══ GIVEN RECORDS
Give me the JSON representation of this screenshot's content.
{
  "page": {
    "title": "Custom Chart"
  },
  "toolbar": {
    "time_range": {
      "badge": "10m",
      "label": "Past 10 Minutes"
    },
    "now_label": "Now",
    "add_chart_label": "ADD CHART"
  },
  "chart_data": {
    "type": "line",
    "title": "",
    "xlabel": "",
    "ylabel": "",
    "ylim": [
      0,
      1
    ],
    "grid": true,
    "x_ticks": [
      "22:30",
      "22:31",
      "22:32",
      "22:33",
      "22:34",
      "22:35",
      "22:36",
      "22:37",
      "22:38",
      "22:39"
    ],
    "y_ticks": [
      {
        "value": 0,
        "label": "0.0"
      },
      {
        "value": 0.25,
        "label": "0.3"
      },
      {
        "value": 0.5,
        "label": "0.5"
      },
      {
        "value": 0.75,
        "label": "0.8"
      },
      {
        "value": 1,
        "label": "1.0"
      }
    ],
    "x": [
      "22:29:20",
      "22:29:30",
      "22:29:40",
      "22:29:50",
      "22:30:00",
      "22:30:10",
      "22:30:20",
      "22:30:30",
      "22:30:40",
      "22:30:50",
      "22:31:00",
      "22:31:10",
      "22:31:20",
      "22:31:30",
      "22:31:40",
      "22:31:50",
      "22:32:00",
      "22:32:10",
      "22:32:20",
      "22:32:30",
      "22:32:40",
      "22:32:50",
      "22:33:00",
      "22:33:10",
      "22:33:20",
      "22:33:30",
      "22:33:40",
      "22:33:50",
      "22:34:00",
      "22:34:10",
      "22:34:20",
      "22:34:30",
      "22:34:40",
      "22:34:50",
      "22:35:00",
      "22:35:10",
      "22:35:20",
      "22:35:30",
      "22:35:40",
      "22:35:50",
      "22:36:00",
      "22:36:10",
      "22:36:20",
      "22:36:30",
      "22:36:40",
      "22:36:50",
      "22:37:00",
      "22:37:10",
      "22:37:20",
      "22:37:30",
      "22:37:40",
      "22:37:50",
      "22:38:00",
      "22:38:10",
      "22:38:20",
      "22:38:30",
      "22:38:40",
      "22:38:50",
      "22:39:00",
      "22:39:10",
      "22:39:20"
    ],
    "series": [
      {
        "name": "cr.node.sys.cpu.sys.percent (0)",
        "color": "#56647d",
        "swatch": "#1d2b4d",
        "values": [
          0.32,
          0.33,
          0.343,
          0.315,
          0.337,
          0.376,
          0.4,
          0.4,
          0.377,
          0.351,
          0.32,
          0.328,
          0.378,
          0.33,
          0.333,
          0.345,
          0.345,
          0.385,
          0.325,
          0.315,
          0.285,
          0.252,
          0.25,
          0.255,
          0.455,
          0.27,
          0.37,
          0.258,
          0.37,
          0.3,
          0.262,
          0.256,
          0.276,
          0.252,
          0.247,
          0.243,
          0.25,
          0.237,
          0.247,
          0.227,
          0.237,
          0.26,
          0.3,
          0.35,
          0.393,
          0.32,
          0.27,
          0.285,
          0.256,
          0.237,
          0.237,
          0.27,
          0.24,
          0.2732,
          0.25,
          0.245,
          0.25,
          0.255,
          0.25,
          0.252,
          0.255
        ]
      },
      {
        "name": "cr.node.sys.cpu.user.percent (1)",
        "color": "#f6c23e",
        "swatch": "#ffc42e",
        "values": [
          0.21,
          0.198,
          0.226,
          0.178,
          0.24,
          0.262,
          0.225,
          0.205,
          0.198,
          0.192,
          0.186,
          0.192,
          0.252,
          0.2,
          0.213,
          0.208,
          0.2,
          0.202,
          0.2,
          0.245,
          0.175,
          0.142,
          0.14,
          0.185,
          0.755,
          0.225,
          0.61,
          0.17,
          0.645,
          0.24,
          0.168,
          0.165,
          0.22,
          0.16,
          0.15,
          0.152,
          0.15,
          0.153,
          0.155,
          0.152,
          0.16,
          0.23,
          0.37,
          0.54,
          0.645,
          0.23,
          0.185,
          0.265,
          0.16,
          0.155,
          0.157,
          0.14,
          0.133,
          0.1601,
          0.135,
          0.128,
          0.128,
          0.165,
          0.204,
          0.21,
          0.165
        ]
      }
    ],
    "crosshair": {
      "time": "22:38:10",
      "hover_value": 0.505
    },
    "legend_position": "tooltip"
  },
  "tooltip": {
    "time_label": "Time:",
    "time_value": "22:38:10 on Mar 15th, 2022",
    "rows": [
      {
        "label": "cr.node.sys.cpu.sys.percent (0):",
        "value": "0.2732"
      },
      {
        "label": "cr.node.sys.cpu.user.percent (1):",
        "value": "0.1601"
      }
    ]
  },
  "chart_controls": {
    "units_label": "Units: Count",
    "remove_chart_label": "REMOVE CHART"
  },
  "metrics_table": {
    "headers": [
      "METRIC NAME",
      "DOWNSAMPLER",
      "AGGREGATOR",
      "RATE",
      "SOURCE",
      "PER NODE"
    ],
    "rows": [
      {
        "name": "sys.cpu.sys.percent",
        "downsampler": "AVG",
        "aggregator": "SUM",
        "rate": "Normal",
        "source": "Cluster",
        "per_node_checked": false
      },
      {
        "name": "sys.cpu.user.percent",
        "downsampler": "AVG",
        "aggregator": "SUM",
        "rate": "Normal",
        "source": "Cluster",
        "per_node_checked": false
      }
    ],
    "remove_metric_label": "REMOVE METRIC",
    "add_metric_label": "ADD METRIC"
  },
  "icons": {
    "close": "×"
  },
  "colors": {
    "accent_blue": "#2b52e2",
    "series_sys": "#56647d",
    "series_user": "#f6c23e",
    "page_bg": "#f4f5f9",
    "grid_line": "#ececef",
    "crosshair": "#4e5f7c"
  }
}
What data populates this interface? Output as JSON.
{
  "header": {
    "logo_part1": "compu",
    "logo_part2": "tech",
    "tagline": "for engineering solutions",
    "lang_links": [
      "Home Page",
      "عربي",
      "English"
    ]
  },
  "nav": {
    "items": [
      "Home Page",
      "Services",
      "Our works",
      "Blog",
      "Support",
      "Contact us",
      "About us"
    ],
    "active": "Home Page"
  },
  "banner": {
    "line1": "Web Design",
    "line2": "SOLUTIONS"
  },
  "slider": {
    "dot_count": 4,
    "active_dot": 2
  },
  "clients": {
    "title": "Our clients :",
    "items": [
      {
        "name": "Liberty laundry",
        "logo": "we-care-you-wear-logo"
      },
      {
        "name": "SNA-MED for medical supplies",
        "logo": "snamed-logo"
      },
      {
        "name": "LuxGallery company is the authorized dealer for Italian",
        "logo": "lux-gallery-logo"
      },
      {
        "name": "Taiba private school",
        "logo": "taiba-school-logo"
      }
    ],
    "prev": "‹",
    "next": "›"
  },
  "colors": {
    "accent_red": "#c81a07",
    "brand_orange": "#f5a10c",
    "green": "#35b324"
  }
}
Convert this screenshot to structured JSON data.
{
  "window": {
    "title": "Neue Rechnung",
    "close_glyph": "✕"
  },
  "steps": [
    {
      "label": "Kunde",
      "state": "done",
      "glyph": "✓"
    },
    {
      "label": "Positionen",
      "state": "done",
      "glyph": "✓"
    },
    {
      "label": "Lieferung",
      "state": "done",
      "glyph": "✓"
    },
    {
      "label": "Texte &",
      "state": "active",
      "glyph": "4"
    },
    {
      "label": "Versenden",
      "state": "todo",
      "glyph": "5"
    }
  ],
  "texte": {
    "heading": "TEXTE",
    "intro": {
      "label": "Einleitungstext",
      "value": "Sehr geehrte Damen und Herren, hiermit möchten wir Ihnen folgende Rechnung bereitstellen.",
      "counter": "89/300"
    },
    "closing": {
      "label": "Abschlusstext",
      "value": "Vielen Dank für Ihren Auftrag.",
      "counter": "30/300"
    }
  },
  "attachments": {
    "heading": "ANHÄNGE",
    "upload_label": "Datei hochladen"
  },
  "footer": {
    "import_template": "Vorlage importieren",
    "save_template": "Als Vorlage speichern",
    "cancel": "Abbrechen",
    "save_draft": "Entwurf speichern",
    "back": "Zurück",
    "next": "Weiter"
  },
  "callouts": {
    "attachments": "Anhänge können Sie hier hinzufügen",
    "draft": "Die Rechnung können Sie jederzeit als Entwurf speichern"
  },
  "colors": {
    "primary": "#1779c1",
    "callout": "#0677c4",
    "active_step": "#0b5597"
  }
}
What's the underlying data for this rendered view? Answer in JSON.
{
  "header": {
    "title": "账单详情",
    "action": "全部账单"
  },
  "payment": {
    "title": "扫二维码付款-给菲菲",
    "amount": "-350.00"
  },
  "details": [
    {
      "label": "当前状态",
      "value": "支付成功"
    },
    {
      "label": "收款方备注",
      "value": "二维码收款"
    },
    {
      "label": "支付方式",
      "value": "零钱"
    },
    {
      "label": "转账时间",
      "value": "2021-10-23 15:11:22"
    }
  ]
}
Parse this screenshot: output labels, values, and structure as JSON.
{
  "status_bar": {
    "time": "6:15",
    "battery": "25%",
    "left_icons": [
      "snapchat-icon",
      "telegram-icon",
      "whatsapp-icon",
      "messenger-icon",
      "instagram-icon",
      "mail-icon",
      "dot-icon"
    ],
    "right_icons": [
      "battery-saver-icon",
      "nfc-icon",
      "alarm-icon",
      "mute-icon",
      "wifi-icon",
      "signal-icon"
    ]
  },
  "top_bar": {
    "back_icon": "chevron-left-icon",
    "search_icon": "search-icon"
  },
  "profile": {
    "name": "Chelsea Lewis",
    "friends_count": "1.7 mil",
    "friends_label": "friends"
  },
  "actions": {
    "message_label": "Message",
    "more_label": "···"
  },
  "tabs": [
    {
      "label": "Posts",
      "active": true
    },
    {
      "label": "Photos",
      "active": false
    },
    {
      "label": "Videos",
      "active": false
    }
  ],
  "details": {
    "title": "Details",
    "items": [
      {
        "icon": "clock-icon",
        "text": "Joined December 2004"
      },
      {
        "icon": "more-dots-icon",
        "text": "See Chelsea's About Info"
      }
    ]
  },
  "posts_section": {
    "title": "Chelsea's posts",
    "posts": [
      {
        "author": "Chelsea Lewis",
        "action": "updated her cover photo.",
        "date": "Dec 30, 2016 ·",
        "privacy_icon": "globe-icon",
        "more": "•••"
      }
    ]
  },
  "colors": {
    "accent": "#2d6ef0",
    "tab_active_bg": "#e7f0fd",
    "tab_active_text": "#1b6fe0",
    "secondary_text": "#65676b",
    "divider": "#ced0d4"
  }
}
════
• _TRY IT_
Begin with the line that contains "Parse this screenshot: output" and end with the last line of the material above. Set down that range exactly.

• _RESULT OF THIS EXERCISE_
Parse this screenshot: output labels, values, and structure as JSON.
{
  "status_bar": {
    "time": "6:15",
    "battery": "25%",
    "left_icons": [
      "snapchat-icon",
      "telegram-icon",
      "whatsapp-icon",
      "messenger-icon",
      "instagram-icon",
      "mail-icon",
      "dot-icon"
    ],
    "right_icons": [
      "battery-saver-icon",
      "nfc-icon",
      "alarm-icon",
      "mute-icon",
      "wifi-icon",
      "signal-icon"
    ]
  },
  "top_bar": {
    "back_icon": "chevron-left-icon",
    "search_icon": "search-icon"
  },
  "profile": {
    "name": "Chelsea Lewis",
    "friends_count": "1.7 mil",
    "friends_label": "friends"
  },
  "actions": {
    "message_label": "Message",
    "more_label": "···"
  },
  "tabs": [
    {
      "label": "Posts",
      "active": true
    },
    {
      "label": "Photos",
      "active": false
    },
    {
      "label": "Videos",
      "active": false
    }
  ],
  "details": {
    "title": "Details",
    "items": [
      {
        "icon": "clock-icon",
        "text": "Joined December 2004"
      },
      {
        "icon": "more-dots-icon",
        "text": "See Chelsea's About Info"
      }
    ]
  },
  "posts_section": {
    "title": "Chelsea's posts",
    "posts": [
      {
        "author": "Chelsea Lewis",
        "action": "updated her cover photo.",
        "date": "Dec 30, 2016 ·",
        "privacy_icon": "globe-icon",
        "more": "•••"
      }
    ]
  },
  "colors": {
    "accent": "#2d6ef0",
    "tab_active_bg": "#e7f0fd",
    "tab_active_text": "#1b6fe0",
    "secondary_text": "#65676b",
    "divider": "#ced0d4"
  }
}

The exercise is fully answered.